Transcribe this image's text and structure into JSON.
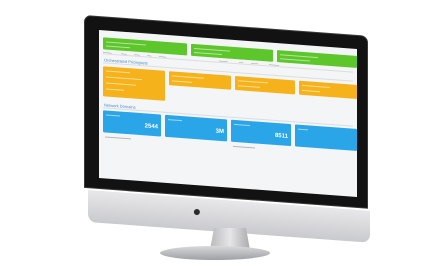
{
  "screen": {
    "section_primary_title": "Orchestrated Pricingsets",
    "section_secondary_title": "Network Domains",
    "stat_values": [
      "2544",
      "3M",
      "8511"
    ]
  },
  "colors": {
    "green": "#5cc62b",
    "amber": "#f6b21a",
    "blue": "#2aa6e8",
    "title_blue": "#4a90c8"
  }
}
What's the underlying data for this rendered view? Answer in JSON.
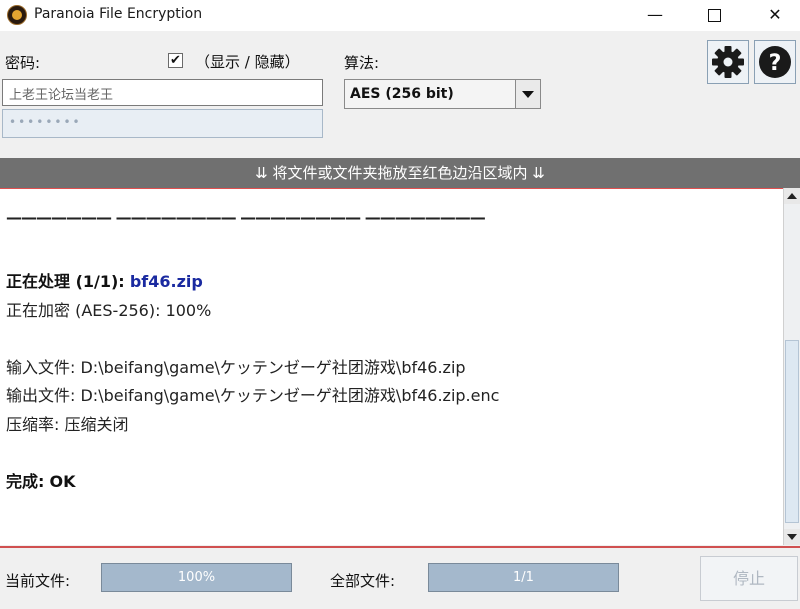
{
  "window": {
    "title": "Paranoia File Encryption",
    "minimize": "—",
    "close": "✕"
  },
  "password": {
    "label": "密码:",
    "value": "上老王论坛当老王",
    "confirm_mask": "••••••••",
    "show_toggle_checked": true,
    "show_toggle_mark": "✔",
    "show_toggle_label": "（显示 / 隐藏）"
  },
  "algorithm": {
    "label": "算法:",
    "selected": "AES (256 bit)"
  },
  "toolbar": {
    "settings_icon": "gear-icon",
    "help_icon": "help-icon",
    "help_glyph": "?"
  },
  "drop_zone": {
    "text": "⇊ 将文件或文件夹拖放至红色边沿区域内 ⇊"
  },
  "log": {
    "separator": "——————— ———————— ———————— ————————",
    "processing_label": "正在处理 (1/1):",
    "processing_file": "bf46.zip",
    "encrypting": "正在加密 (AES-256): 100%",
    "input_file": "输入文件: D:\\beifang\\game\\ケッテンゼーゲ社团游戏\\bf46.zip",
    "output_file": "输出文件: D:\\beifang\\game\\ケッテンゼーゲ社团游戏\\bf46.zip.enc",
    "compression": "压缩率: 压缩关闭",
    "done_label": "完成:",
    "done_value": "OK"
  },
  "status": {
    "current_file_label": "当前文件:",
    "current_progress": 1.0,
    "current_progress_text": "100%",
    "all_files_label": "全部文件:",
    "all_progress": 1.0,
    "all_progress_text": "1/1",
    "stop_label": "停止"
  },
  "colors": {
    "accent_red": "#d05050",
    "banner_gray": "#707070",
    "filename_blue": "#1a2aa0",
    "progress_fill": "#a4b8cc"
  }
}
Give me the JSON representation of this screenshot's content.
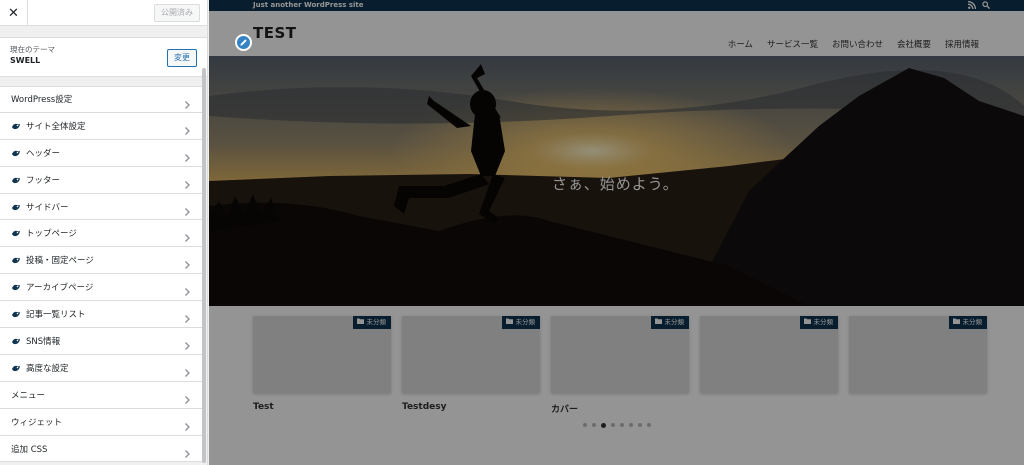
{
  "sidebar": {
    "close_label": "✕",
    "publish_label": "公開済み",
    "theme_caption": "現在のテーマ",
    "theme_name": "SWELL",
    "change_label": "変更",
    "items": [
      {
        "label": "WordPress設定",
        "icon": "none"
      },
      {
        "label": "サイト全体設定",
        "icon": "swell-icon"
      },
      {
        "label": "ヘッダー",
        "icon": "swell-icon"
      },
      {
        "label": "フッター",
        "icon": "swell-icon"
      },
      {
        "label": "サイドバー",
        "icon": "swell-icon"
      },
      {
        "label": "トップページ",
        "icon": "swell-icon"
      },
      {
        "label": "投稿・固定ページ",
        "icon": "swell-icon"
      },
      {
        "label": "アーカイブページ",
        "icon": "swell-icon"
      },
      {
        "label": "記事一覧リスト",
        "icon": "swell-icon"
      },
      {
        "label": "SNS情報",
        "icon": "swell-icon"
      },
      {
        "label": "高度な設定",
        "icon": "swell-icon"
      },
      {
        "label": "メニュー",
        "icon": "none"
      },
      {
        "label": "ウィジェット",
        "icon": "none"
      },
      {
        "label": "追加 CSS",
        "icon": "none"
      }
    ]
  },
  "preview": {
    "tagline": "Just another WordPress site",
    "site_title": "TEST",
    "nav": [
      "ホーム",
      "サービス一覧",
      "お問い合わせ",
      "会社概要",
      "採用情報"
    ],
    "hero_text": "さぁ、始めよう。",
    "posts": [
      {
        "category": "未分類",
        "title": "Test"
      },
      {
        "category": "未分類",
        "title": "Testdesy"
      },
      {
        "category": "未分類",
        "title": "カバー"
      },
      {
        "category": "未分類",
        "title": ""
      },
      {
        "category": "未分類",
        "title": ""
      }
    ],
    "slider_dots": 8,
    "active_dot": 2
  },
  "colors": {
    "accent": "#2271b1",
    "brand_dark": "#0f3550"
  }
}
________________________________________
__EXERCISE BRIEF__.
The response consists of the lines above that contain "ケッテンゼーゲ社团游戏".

__ANSWER TO THE PROBLEM__.
    "input_file": "输入文件: D:\\beifang\\game\\ケッテンゼーゲ社团游戏\\bf46.zip",
    "output_file": "输出文件: D:\\beifang\\game\\ケッテンゼーゲ社团游戏\\bf46.zip.enc",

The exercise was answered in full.